In a speech last week before the New York City Bar White Collar Crime Institute, Rod Rosenstein, Deputy Attorney General of the United States, announced a new Department of Justice policy to better coordinate among law enforcement and regulatory agencies the potential assessment of penalties against corporate wrong-doers in order to minimize “piling on.”

Mr. Rosenstein observed that, in significantly regulated industries there is a risk that a corporation “may be accountable to multiple regulatory bodies [creating] …a risk of repeated punishments that may exceed what is necessary to rectify the harm and deter future violations.” Moreover, said Mr. Rosenstein, “piling on” can deny a company the benefit of certainty that ordinarily is derived from a complete settlement. This uncertainty harms employees, customers and investors, noted Mr. Rosenstein, and raises questions whether  expending additional resources for “additional enforcement against an old scheme is more valuable than fighting a new one.”

Under the DOJ’s new policy:
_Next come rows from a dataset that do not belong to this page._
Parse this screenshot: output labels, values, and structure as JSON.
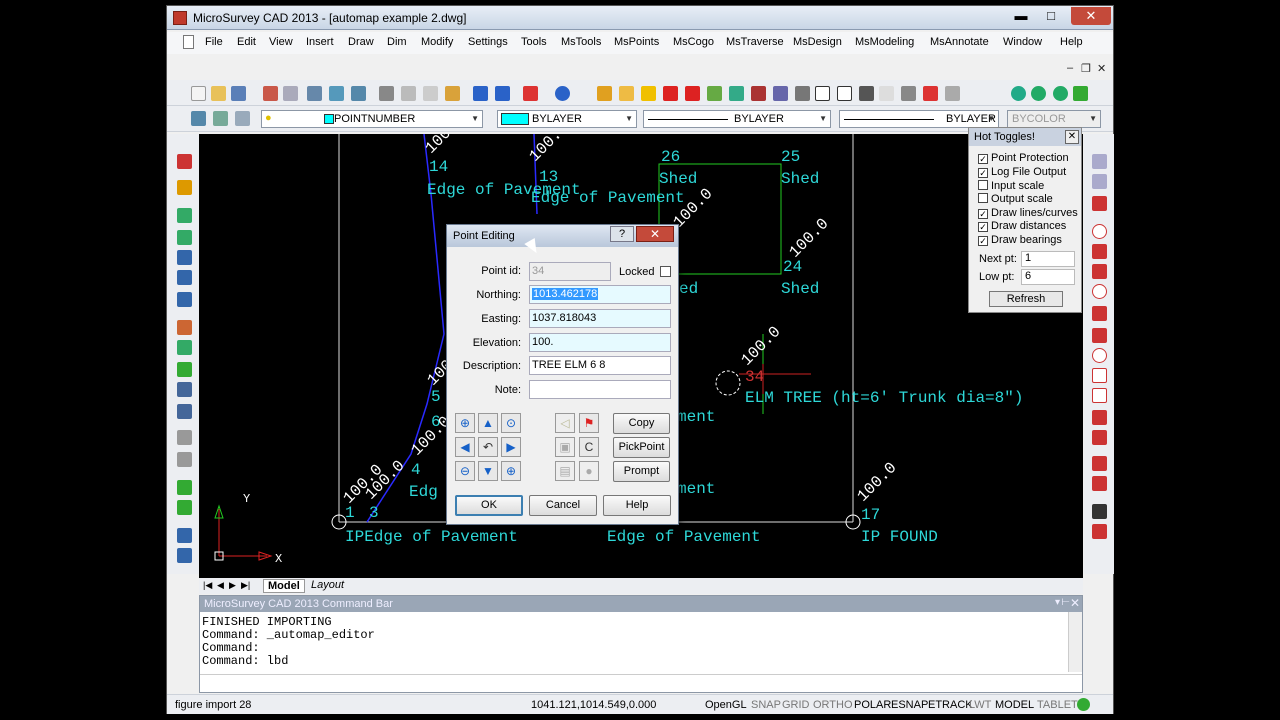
{
  "window": {
    "title": "MicroSurvey CAD 2013 - [automap example 2.dwg]",
    "min": "▬",
    "max": "□",
    "close": "✕"
  },
  "menu": [
    "File",
    "Edit",
    "View",
    "Insert",
    "Draw",
    "Dim",
    "Modify",
    "Settings",
    "Tools",
    "MsTools",
    "MsPoints",
    "MsCogo",
    "MsTraverse",
    "MsDesign",
    "MsModeling",
    "MsAnnotate",
    "Window",
    "Help"
  ],
  "mdi": {
    "min": "–",
    "restore": "❐",
    "close": "✕"
  },
  "toolbar2": {
    "layer": "POINTNUMBER",
    "color": "BYLAYER",
    "linetype": "BYLAYER",
    "lineweight": "BYLAYER",
    "plotstyle": "BYCOLOR",
    "color_swatch": "#00ffff"
  },
  "drawing": {
    "labels": [
      {
        "text": "14"
      },
      {
        "text": "Edge of Pavement"
      },
      {
        "text": "13"
      },
      {
        "text": "Edge of Pavement"
      },
      {
        "text": "26"
      },
      {
        "text": "25"
      },
      {
        "text": "Shed"
      },
      {
        "text": "Shed"
      },
      {
        "text": "24"
      },
      {
        "text": "Shed"
      },
      {
        "text": "ed"
      },
      {
        "text": "34"
      },
      {
        "text": "ELM TREE (ht=6' Trunk dia=8\")"
      },
      {
        "text": "5"
      },
      {
        "text": "6"
      },
      {
        "text": "4"
      },
      {
        "text": "Edg"
      },
      {
        "text": "ment"
      },
      {
        "text": "ment"
      },
      {
        "text": "1"
      },
      {
        "text": "3"
      },
      {
        "text": "IPEdge of Pavement"
      },
      {
        "text": "Edge of Pavement"
      },
      {
        "text": "17"
      },
      {
        "text": "IP FOUND"
      }
    ],
    "elevations": [
      "100.",
      "100.",
      "100.0",
      "100.0",
      "100.0",
      "100.0",
      "100.0",
      "100.0",
      "100.0",
      "100.0"
    ],
    "axis_x": "X",
    "axis_y": "Y"
  },
  "tabs": [
    "Model",
    "Layout"
  ],
  "cmdbar": {
    "title": "MicroSurvey CAD 2013 Command Bar",
    "lines": [
      "FINISHED IMPORTING",
      "Command: _automap_editor",
      "Command:",
      "Command: lbd"
    ]
  },
  "status": {
    "left": "figure import 28",
    "coords": "1041.121,1014.549,0.000",
    "toggles": [
      {
        "label": "OpenGL",
        "on": true
      },
      {
        "label": "SNAP",
        "on": false
      },
      {
        "label": "GRID",
        "on": false
      },
      {
        "label": "ORTHO",
        "on": false
      },
      {
        "label": "POLAR",
        "on": true
      },
      {
        "label": "ESNAP",
        "on": true
      },
      {
        "label": "ETRACK",
        "on": true
      },
      {
        "label": "LWT",
        "on": false
      },
      {
        "label": "MODEL",
        "on": true
      },
      {
        "label": "TABLET",
        "on": false
      }
    ]
  },
  "hot_toggles": {
    "title": "Hot Toggles!",
    "items": [
      {
        "label": "Point Protection",
        "checked": true
      },
      {
        "label": "Log File Output",
        "checked": true
      },
      {
        "label": "Input scale",
        "checked": false
      },
      {
        "label": "Output scale",
        "checked": false
      },
      {
        "label": "Draw lines/curves",
        "checked": true
      },
      {
        "label": "Draw distances",
        "checked": true
      },
      {
        "label": "Draw bearings",
        "checked": true
      }
    ],
    "next_pt_label": "Next pt:",
    "next_pt": "1",
    "low_pt_label": "Low pt:",
    "low_pt": "6",
    "refresh": "Refresh"
  },
  "dialog": {
    "title": "Point Editing",
    "help": "?",
    "close": "✕",
    "point_id_label": "Point id:",
    "point_id": "34",
    "locked_label": "Locked",
    "northing_label": "Northing:",
    "northing": "1013.462178",
    "easting_label": "Easting:",
    "easting": "1037.818043",
    "elevation_label": "Elevation:",
    "elevation": "100.",
    "description_label": "Description:",
    "description": "TREE ELM 6 8",
    "note_label": "Note:",
    "note": "",
    "copy": "Copy",
    "pickpoint": "PickPoint",
    "prompt": "Prompt",
    "ok": "OK",
    "cancel": "Cancel",
    "help_btn": "Help"
  }
}
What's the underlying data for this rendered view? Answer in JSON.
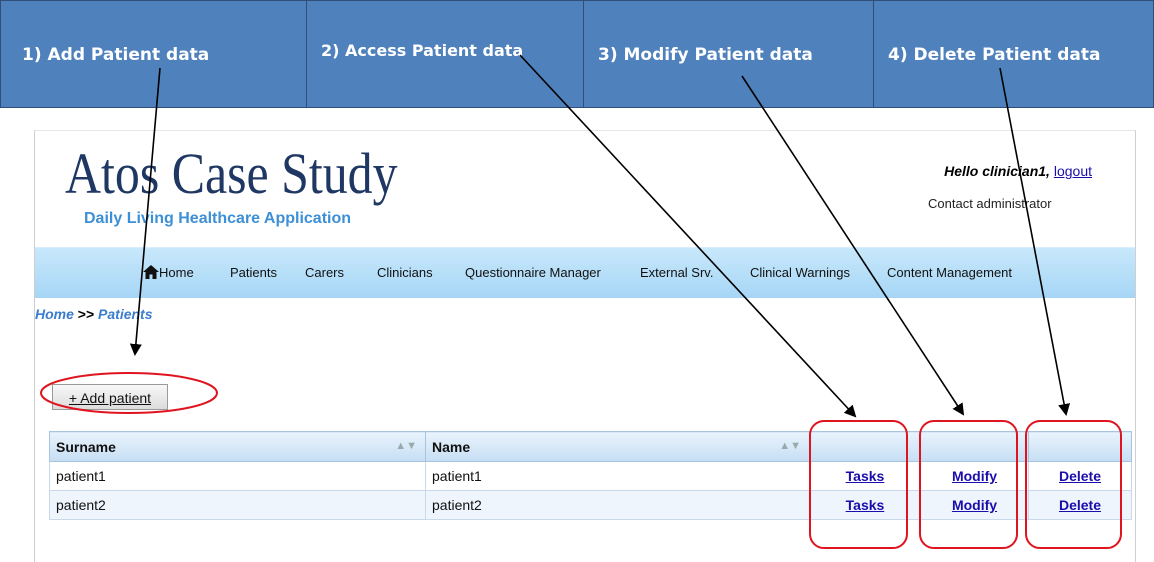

  • criminal enforcement should not be used for purposes unrelated to the investigation and prosecution of a possible crime. For example, said Mr. Rosenstein, the threat of criminal prosecution should not be used to encourage a corporation to pay a higher civil fine. This, in itself, he said is not a new policy; “it is a reminder of and commitment to principles of fairness and rule of law;”
  • within the DOJ, different sections are directed to better coordinate to effectuate an overall “equitable result;”
  • where possible, DOJ attorneys should coordinate with other federal, state, local and foreign law enforcement and regulatory agencies to resolve matters with a company involving the same conduct; and
  • factors that should guide the DOJ in determining whether penalties might be duplicative are the seriousness of the wrongdoing, the risk of delay in coming to a resolution, statutory directives regarding penalties, and the “adequacy and timeliness of a company’s disclosures and cooperation with the Department.” Mr. Rosenstein said that sometimes penalties that appear to be “duplicative” are in fact “essential to achieve justice and protect the public." 

​The DOJ's new policy on corporate resolution penalties was officially included in the U.S. Attorneys' Manual as of May 9. (Click here to access the Manual; see Sections 1-12.100 and 9-28.1200.)

Legal Weeds: Last October, James McDonald the Director of Enforcement for the Commodity Futures Trading Commission, announced that potential wrongdoers who voluntarily self-report their violations; fully cooperate in any subsequent CFTC investigation; and fix the cause of their wrongdoing to prevent a re-occurrence will receive “substantial benefits” in the form of significantly lesser sanctions in any enforcement proceeding and “in truly extraordinary circumstances,” no prosecution at all. (Click here for details in the article, “New Math: Come Forward + Come Clean + Remediate = Substantial Settlement Benefits Says CFTC Enforcement Chief” in the October 1, 2017 edition of Bridging the Week.)

In recent settlements against Deutsche Bank AG and its wholly owned subsidiary Deutsche Bank Securities Inc., as well as UBS AG, the CFTC may have given an indication of how the CFTC’s new settlement math may work in practice. There, where both the Deutsche Bank entities and UBS appear to have uncovered incidents of spoofing within their organizations, both organizations appear to have fully cooperated with the CFTC’s investigation. However, UBS self-disclosed its issues prior to the CFTC discovering them. In the end, UBS paid a fine of US $15 million for its employees’ spoofing activities, while the Deutsche Bank entities paid $30 million for commensurate conduct. It appears that all things being equal, in this circumstance, pro-active, voluntary disclosure of potential wrongdoing was worth 50% off a settlement that was already likely reduced for full cooperation. (Click here for further details and analysis of these enforcement actions in the article, “CFTC Names Four Banking Organization Companies, a Trading Software Design Company and Six Individuals in Spoofing-Related Cases; the Same Six Individuals Criminally Charged Plus Two More” in the February 5, 2018 edition of Bridging the Week.)